Ernest Race (1913-1964) was an inventive exponent of mid-century British design. Studying interior design at London’s Bartlett School of Architecture and spending the War as a fireman, Race took up the Government’s wartime ‘Utility Scheme’ – the rationing of materials like wood that were in short supply – as an opportunity for innovation, using aluminium and salvaged materials. His famous Heron chair was an example of this, using challenging upholstery techniques over an aluminium frame. The design was a complete success, melding ultimate comfort with sculptural form.
This chair is a really rare model from the same series. It has the same feet and upholstery techniques as the Heron, but a sleeker, more elegant shape. It could be a prototype, or just less widely produced – a rare find indeed. It is also extremely comfortable. Recently re-upholstered in Pierre Frey Idaho woven fabric.

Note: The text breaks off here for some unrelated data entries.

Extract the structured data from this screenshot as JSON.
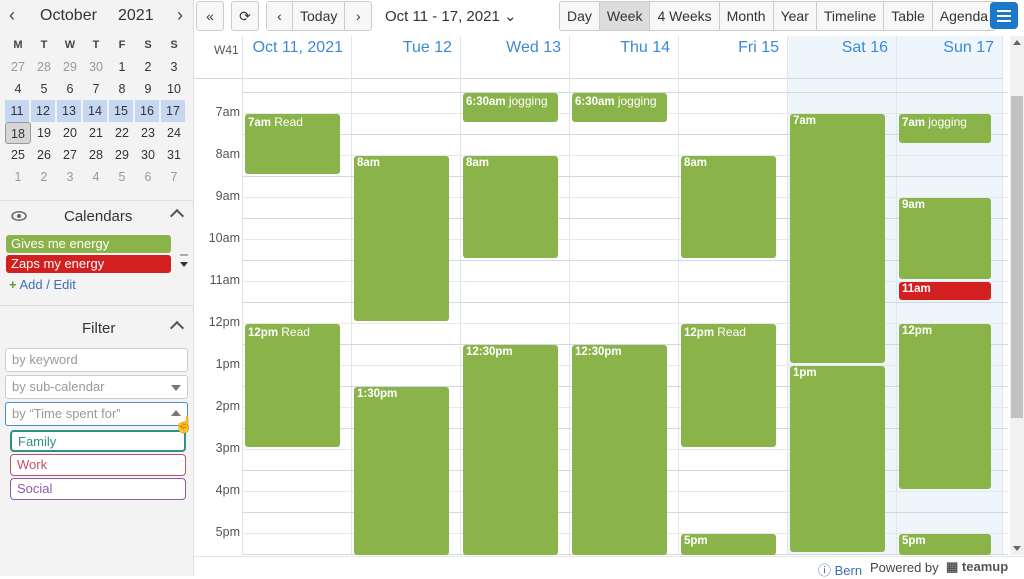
{
  "minical": {
    "month": "October",
    "year": "2021",
    "dow": [
      "M",
      "T",
      "W",
      "T",
      "F",
      "S",
      "S"
    ],
    "weeks": [
      [
        "27",
        "28",
        "29",
        "30",
        "1",
        "2",
        "3"
      ],
      [
        "4",
        "5",
        "6",
        "7",
        "8",
        "9",
        "10"
      ],
      [
        "11",
        "12",
        "13",
        "14",
        "15",
        "16",
        "17"
      ],
      [
        "18",
        "19",
        "20",
        "21",
        "22",
        "23",
        "24"
      ],
      [
        "25",
        "26",
        "27",
        "28",
        "29",
        "30",
        "31"
      ],
      [
        "1",
        "2",
        "3",
        "4",
        "5",
        "6",
        "7"
      ]
    ]
  },
  "calendars": {
    "title": "Calendars",
    "items": [
      {
        "label": "Gives me energy",
        "color": "#8ab34a"
      },
      {
        "label": "Zaps my energy",
        "color": "#d21f1f"
      }
    ],
    "add_edit": "Add / Edit"
  },
  "filter": {
    "title": "Filter",
    "keyword_placeholder": "by keyword",
    "subcal_placeholder": "by sub-calendar",
    "time_placeholder": "by “Time spent for”",
    "options": [
      {
        "label": "Family",
        "color": "#2e8f86"
      },
      {
        "label": "Work",
        "color": "#c94a6a"
      },
      {
        "label": "Social",
        "color": "#8a5ab0"
      }
    ]
  },
  "toolbar": {
    "today": "Today",
    "range": "Oct 11 - 17, 2021",
    "views": [
      "Day",
      "Week",
      "4 Weeks",
      "Month",
      "Year",
      "Timeline",
      "Table",
      "Agenda"
    ],
    "selected_view": "Week"
  },
  "grid": {
    "week_no": "W41",
    "days": [
      "Oct 11, 2021",
      "Tue 12",
      "Wed 13",
      "Thu 14",
      "Fri 15",
      "Sat 16",
      "Sun 17"
    ],
    "hours": [
      "7am",
      "8am",
      "9am",
      "10am",
      "11am",
      "12pm",
      "1pm",
      "2pm",
      "3pm",
      "4pm",
      "5pm"
    ]
  },
  "events": [
    {
      "day": 0,
      "start": 7.0,
      "end": 8.5,
      "time": "7am",
      "title": "Read",
      "color": "#8ab34a"
    },
    {
      "day": 0,
      "start": 12.0,
      "end": 15.0,
      "time": "12pm",
      "title": "Read",
      "color": "#8ab34a"
    },
    {
      "day": 1,
      "start": 8.0,
      "end": 12.0,
      "time": "8am",
      "title": "",
      "color": "#8ab34a"
    },
    {
      "day": 1,
      "start": 13.5,
      "end": 18.0,
      "time": "1:30pm",
      "title": "",
      "color": "#8ab34a"
    },
    {
      "day": 2,
      "start": 6.5,
      "end": 7.25,
      "time": "6:30am",
      "title": "jogging",
      "color": "#8ab34a"
    },
    {
      "day": 2,
      "start": 8.0,
      "end": 10.5,
      "time": "8am",
      "title": "",
      "color": "#8ab34a"
    },
    {
      "day": 2,
      "start": 12.5,
      "end": 17.75,
      "time": "12:30pm",
      "title": "",
      "color": "#8ab34a"
    },
    {
      "day": 3,
      "start": 6.5,
      "end": 7.25,
      "time": "6:30am",
      "title": "jogging",
      "color": "#8ab34a"
    },
    {
      "day": 3,
      "start": 12.5,
      "end": 18.0,
      "time": "12:30pm",
      "title": "",
      "color": "#8ab34a"
    },
    {
      "day": 4,
      "start": 8.0,
      "end": 10.5,
      "time": "8am",
      "title": "",
      "color": "#8ab34a"
    },
    {
      "day": 4,
      "start": 12.0,
      "end": 15.0,
      "time": "12pm",
      "title": "Read",
      "color": "#8ab34a"
    },
    {
      "day": 4,
      "start": 17.0,
      "end": 18.0,
      "time": "5pm",
      "title": "",
      "color": "#8ab34a"
    },
    {
      "day": 5,
      "start": 7.0,
      "end": 13.0,
      "time": "7am",
      "title": "",
      "color": "#8ab34a"
    },
    {
      "day": 5,
      "start": 13.0,
      "end": 17.5,
      "time": "1pm",
      "title": "",
      "color": "#8ab34a"
    },
    {
      "day": 6,
      "start": 7.0,
      "end": 7.75,
      "time": "7am",
      "title": "jogging",
      "color": "#8ab34a"
    },
    {
      "day": 6,
      "start": 9.0,
      "end": 11.0,
      "time": "9am",
      "title": "",
      "color": "#8ab34a"
    },
    {
      "day": 6,
      "start": 11.0,
      "end": 11.5,
      "time": "11am",
      "title": "",
      "color": "#d21f1f"
    },
    {
      "day": 6,
      "start": 12.0,
      "end": 16.0,
      "time": "12pm",
      "title": "",
      "color": "#8ab34a"
    },
    {
      "day": 6,
      "start": 17.0,
      "end": 18.0,
      "time": "5pm",
      "title": "",
      "color": "#8ab34a"
    }
  ],
  "footer": {
    "timezone": "Bern",
    "powered_by": "Powered by",
    "brand": "teamup"
  }
}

Minor wear to legs.
Dimensions TBC. Approx W80 D90 H80. Seat H40cm.